Hasbro isn't the first company to bring a licensed Scrabble application to Facebook. In April, RealNetworks, an Internet software provider, launched Scrabble by Mattel on the social networking site. The application allows Facebook members outside the U.S. and Canada — or those who say they live outside the two countries — to play the real Scrabble.
Last year, RealNetworks struck a deal with Mattel, which owns the copyright to Scrabble internationally, to develop online casual games based on several Mattel board games, including Scrabble.
"We've been working with Mattel for a couple of months," RealNetworks spokesman Ryan Luckin said in April. "We do have a similar deal with Hasbro with online rights for Scrabble, so we'll continue to work with them as one of our partners."
Luckin said that RealNetworks is still in talks with the Agarwalla brothers; he declined to reveal details of those discussions.

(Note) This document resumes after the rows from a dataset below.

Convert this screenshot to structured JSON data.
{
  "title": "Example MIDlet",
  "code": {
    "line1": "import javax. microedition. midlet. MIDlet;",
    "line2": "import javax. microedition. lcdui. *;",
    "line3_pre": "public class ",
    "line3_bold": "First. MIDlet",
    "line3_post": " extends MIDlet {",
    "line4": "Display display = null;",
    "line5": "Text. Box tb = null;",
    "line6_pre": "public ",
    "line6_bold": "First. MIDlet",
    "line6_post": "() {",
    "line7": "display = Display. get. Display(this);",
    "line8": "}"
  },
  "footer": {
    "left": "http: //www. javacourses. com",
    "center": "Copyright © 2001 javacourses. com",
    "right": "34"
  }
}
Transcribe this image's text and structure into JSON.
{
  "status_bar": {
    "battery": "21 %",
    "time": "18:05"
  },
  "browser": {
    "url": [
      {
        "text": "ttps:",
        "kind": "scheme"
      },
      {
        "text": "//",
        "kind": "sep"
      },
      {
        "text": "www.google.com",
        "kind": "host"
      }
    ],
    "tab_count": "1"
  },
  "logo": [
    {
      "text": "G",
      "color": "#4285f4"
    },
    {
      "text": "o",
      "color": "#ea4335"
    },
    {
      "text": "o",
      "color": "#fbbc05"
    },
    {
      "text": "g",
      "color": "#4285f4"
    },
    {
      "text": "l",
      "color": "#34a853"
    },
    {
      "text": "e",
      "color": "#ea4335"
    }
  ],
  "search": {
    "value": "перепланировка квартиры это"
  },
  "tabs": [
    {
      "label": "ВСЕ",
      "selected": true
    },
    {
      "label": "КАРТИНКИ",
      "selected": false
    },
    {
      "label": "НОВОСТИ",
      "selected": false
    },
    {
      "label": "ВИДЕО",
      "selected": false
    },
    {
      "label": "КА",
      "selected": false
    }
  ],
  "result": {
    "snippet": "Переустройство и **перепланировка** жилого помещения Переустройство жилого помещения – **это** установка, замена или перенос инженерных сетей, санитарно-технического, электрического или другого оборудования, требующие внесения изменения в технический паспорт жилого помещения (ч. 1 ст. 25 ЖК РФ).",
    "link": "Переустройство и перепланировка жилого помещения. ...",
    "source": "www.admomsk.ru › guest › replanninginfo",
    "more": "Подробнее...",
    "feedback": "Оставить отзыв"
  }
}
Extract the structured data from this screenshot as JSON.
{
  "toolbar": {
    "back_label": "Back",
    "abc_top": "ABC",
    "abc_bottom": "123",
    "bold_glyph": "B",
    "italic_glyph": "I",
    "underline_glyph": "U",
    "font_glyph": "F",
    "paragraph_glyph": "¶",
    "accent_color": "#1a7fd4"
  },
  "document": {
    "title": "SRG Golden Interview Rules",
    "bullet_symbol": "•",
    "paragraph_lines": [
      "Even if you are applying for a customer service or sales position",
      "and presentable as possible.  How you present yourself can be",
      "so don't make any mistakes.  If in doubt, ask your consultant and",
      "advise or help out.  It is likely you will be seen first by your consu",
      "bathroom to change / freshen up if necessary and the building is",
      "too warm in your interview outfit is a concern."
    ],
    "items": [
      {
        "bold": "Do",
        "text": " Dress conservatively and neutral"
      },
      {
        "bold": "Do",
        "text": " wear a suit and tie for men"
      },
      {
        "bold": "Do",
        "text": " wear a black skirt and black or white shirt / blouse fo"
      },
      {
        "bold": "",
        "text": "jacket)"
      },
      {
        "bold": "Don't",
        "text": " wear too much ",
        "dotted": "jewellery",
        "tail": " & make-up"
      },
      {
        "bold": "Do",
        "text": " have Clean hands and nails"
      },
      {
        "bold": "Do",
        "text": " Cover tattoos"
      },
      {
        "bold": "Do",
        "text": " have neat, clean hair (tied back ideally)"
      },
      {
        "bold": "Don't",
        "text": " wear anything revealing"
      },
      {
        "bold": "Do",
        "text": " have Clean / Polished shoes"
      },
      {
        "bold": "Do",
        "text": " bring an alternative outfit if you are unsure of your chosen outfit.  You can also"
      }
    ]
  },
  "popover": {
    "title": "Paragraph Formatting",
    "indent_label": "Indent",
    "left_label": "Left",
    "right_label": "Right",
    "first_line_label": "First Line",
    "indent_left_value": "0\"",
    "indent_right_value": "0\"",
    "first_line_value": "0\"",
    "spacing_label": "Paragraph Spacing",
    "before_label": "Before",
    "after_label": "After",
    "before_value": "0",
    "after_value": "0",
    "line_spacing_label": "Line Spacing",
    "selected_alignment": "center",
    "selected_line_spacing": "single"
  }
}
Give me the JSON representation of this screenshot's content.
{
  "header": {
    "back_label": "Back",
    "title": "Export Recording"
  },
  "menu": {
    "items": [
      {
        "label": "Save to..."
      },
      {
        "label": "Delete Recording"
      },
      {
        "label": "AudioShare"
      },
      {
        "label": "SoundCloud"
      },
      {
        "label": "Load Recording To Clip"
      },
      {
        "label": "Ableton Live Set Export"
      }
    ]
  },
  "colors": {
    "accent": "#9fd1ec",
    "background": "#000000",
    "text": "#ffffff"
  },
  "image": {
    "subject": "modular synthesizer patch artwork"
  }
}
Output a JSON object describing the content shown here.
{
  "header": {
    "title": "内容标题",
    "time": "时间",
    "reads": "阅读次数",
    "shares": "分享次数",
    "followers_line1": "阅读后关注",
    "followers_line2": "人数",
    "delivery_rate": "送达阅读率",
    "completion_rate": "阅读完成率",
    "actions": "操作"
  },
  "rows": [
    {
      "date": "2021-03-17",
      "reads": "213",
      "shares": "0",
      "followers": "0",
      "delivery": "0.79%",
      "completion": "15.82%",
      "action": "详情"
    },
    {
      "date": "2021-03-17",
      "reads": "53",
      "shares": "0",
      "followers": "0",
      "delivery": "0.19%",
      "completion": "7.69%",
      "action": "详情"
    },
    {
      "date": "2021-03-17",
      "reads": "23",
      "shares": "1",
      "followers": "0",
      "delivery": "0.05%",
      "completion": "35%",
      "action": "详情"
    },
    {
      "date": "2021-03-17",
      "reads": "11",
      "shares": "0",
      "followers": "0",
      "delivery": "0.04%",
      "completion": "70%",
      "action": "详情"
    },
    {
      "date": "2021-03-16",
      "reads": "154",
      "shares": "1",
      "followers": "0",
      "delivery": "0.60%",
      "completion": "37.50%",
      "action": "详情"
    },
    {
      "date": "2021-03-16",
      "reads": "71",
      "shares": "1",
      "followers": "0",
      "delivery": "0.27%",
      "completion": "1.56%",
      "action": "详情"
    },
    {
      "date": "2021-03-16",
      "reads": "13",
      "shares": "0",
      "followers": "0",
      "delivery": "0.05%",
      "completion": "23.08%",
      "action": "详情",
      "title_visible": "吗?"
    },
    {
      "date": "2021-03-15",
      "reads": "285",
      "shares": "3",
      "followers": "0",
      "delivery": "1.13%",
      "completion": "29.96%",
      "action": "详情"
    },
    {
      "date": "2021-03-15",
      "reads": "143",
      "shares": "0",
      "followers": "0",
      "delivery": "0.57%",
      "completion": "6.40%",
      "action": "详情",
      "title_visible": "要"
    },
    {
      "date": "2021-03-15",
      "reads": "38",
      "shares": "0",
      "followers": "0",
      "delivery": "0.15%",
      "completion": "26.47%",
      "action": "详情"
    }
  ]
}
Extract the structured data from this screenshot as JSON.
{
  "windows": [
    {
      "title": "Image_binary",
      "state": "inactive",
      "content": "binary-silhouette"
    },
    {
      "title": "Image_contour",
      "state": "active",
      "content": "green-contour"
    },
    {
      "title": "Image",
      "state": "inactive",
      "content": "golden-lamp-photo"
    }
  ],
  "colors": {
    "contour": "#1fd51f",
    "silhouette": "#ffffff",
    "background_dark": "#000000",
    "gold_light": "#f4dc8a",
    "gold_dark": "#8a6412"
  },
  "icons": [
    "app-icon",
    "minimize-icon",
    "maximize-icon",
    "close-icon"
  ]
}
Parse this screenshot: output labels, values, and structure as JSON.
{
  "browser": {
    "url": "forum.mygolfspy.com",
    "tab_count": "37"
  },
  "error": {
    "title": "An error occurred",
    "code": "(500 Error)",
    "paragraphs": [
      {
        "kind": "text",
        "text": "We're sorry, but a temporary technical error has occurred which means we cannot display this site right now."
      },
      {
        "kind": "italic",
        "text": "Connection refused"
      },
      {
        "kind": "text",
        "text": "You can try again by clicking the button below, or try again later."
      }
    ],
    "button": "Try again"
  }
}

"At the end of the day no matter what game is out there with a Scrabble trademark on it, it has to be approved by Mattel and Hasbro," he said. "So no matter what happens we want to work with them ... and also make this work for the Scrabulous guys as well."
Future Trouble for Facebook?
The situation calls into question a host of potential legal landmines for Facebook, which allows programmers to develop and upload all sorts of applications to the social networking site.
"The big issue here is what this implies for Facebook," said Tom Hemnes, a Boston-based attorney who specializes in copyright and trademark law. "If I were betting on this, if the case came to litigation or settlement, [I would bet] that Facebook would lose. They are indirectly associated with the name Scrabble to attract viewers to their site, and that would be trademark infringement."